### What is needed:
In the entries that follow, how many lines include the string "data"? The answer is the number only.

- Opening Delimiter -

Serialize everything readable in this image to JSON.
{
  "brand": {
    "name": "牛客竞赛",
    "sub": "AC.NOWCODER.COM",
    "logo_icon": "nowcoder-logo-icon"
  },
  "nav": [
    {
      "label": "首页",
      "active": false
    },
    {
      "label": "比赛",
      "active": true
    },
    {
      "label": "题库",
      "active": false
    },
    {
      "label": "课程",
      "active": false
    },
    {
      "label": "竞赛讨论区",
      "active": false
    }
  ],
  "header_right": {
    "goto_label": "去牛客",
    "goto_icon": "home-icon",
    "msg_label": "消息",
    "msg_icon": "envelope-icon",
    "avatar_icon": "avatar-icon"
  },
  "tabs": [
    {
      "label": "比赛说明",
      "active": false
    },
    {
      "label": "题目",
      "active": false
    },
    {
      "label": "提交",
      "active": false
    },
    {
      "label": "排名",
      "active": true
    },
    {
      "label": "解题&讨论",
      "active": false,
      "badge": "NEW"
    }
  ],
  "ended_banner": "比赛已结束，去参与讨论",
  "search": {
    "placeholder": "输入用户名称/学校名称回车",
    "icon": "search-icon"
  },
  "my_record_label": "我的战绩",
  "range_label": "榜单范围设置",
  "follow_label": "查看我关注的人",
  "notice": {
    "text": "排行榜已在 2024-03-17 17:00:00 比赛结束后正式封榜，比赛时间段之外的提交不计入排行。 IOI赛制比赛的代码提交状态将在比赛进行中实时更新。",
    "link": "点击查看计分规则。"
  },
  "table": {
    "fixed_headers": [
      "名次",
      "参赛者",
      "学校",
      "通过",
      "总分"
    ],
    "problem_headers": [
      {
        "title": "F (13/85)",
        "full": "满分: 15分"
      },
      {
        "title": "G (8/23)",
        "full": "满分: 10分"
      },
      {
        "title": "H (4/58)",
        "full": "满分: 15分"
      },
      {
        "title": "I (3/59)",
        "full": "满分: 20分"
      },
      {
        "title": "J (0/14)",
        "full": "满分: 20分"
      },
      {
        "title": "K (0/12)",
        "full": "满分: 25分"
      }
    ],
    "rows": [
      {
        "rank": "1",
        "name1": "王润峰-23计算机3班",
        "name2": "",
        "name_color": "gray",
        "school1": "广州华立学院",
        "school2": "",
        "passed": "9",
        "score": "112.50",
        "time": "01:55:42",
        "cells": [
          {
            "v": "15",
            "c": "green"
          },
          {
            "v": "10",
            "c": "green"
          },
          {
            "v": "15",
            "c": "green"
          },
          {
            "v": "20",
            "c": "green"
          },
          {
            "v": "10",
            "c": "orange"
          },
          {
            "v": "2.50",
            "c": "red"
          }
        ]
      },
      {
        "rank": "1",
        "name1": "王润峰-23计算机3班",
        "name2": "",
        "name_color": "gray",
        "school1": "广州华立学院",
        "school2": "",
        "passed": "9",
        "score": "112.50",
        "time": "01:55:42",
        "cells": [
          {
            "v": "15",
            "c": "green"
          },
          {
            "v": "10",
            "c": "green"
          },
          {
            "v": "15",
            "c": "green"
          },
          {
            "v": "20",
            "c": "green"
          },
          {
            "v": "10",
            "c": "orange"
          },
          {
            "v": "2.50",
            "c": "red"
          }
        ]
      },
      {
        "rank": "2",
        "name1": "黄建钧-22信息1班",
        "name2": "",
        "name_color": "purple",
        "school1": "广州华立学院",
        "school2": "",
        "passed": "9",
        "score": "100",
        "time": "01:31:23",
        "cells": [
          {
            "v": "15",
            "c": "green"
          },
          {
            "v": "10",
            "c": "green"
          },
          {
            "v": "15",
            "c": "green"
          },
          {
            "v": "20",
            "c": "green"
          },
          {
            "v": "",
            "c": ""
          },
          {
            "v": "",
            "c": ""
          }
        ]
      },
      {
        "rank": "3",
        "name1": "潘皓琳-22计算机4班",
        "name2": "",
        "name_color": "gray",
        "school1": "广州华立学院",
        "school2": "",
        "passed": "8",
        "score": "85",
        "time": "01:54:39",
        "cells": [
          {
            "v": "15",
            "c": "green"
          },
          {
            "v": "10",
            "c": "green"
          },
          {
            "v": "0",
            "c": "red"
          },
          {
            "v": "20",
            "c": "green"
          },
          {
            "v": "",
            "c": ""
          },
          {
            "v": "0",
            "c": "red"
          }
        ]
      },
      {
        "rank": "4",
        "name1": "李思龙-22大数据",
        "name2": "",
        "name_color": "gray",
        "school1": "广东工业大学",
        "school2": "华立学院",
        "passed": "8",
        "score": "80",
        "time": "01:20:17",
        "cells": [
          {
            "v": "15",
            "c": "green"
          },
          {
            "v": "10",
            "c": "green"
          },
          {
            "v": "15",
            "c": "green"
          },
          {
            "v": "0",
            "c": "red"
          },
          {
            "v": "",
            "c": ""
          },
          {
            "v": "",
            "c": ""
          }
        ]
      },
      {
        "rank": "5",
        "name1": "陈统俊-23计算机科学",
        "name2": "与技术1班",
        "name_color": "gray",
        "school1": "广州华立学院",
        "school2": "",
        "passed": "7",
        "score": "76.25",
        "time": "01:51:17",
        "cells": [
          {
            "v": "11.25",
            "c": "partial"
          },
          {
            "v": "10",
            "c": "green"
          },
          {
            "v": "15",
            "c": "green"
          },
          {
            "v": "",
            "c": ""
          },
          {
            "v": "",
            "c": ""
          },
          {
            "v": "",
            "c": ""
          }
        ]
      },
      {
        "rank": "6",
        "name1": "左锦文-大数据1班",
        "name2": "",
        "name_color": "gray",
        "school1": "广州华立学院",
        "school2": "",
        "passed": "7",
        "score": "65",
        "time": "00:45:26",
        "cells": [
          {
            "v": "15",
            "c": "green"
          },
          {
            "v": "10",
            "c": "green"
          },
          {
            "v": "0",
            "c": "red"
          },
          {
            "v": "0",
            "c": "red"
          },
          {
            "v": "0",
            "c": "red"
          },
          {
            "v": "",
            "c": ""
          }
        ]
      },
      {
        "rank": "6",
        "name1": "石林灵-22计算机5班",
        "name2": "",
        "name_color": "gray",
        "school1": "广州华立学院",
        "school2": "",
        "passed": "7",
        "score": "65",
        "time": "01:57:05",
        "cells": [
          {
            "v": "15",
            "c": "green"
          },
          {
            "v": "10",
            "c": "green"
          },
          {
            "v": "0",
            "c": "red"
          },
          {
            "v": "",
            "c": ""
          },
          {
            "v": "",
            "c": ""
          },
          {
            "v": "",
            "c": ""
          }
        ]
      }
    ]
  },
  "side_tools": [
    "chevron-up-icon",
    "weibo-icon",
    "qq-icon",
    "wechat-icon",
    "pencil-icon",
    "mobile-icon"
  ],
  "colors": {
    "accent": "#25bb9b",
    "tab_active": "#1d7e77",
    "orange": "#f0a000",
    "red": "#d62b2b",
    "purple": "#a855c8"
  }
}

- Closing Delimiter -
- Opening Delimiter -

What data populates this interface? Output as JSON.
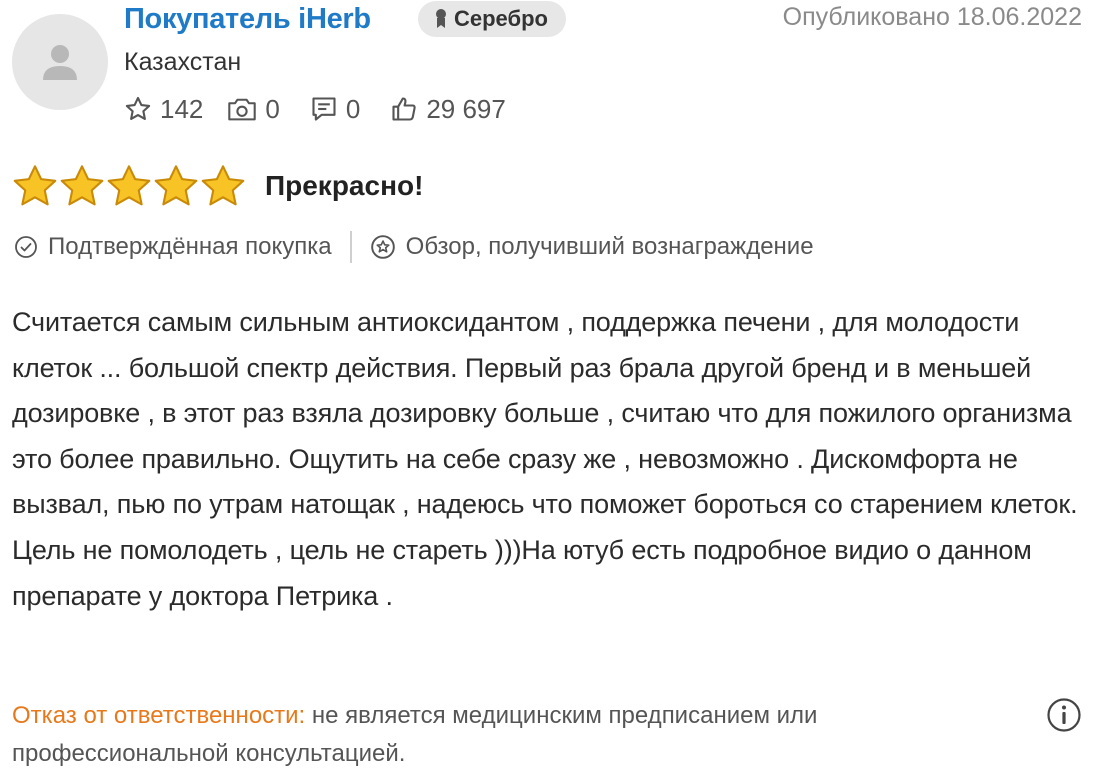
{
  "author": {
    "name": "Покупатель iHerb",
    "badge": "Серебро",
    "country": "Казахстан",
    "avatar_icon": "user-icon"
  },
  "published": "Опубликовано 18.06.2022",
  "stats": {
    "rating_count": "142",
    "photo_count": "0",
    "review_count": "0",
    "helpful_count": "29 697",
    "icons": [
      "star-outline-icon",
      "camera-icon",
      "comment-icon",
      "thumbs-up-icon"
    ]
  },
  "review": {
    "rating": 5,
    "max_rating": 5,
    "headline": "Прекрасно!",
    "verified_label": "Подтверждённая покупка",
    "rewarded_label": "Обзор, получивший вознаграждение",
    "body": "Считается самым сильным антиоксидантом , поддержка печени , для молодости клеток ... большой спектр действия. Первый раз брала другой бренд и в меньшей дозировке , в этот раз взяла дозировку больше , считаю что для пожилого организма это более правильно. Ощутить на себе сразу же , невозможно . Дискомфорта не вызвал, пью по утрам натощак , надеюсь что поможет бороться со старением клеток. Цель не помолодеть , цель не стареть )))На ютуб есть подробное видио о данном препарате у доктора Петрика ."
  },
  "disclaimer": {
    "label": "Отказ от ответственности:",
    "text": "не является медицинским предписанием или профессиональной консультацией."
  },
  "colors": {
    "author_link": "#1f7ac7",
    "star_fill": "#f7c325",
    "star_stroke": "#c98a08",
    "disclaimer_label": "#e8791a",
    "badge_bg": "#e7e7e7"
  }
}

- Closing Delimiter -
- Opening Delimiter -

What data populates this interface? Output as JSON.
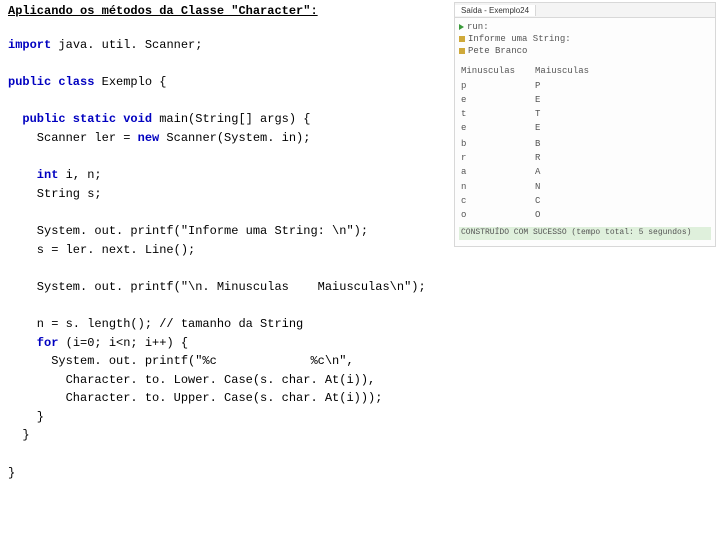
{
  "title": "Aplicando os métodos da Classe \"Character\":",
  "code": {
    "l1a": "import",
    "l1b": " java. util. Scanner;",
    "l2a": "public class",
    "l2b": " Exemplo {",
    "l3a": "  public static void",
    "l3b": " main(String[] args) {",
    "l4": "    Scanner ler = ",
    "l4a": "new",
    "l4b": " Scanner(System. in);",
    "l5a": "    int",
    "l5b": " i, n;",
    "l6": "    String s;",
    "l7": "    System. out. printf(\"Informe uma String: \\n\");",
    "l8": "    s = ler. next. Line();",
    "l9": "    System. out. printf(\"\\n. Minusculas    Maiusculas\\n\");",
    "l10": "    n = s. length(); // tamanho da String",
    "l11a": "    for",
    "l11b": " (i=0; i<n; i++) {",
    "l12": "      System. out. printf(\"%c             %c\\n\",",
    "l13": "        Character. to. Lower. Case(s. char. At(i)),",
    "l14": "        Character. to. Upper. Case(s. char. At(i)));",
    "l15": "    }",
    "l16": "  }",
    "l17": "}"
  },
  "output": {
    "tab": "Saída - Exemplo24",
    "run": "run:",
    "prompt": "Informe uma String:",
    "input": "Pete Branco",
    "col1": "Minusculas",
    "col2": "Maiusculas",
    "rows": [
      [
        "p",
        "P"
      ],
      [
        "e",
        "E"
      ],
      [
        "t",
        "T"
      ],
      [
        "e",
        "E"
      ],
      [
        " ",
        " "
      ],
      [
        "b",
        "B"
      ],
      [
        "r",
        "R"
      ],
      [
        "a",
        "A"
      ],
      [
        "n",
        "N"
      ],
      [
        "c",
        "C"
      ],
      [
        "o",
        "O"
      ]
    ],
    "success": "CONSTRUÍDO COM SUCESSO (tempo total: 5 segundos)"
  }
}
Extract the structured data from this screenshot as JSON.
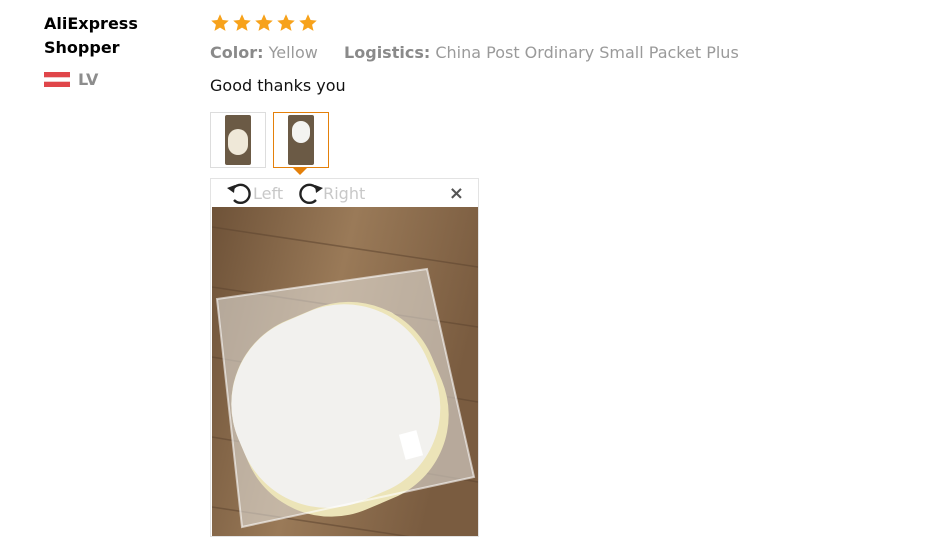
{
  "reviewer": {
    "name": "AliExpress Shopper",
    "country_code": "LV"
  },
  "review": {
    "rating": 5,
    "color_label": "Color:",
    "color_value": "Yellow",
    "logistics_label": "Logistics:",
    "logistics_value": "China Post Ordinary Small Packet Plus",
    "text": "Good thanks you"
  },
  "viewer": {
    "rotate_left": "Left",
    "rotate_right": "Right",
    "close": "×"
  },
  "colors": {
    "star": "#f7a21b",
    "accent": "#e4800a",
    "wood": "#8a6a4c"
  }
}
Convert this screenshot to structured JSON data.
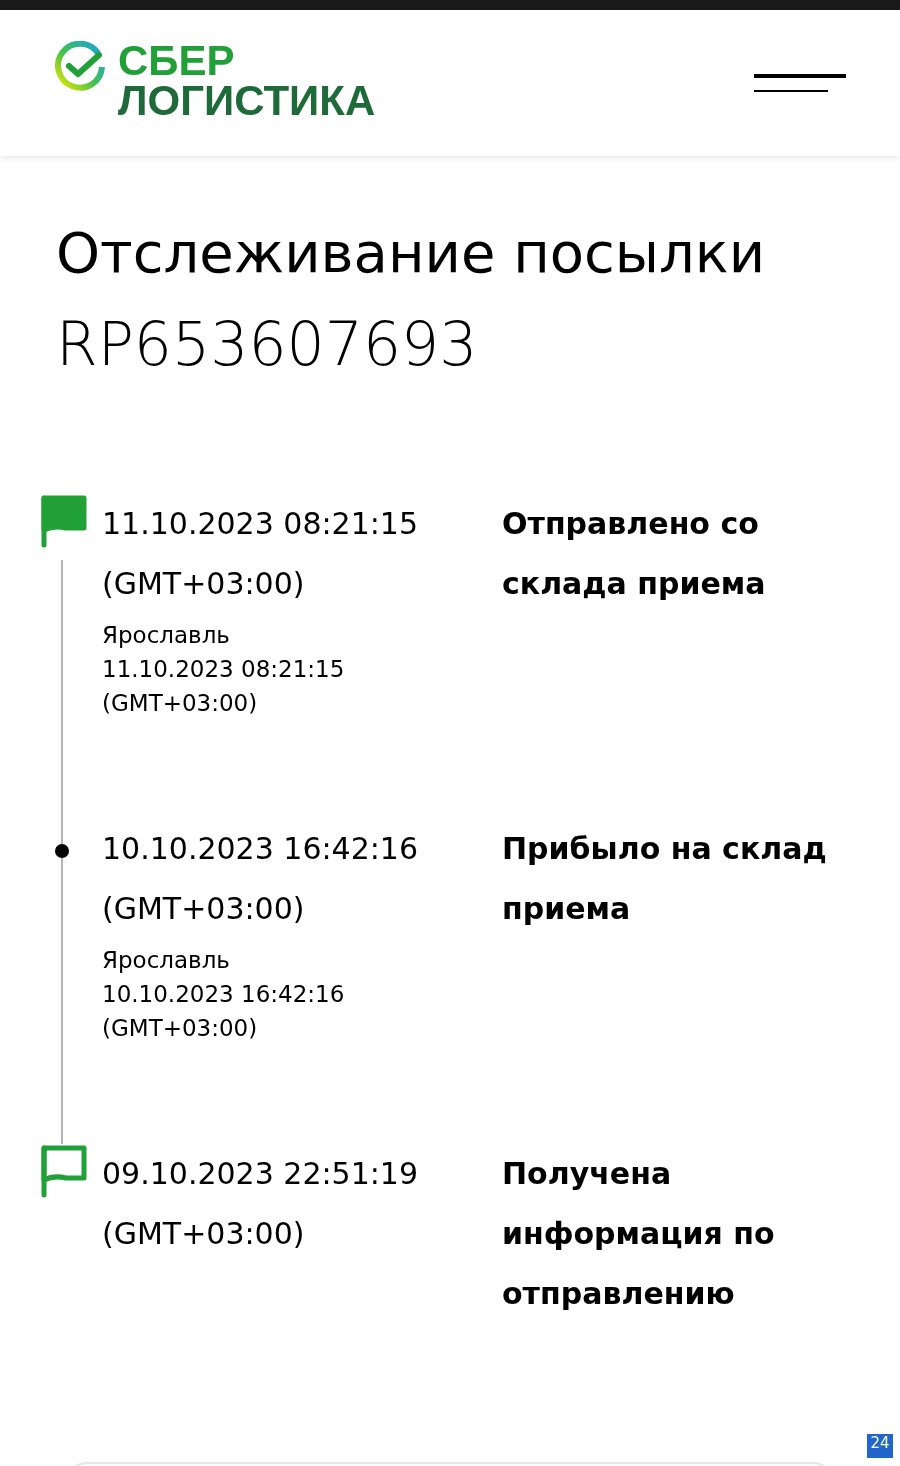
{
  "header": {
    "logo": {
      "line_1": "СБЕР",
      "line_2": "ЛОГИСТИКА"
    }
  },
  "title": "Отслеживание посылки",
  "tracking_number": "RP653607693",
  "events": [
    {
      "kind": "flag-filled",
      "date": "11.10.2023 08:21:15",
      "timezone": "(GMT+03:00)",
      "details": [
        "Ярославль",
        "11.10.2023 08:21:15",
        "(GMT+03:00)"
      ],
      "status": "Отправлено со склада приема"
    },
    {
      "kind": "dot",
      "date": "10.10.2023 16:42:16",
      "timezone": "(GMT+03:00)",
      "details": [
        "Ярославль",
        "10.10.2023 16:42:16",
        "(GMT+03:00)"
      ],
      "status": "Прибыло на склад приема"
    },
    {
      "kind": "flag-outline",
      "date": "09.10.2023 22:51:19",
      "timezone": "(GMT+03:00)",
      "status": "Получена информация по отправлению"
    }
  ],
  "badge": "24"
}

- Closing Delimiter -

### Answer to this task:
4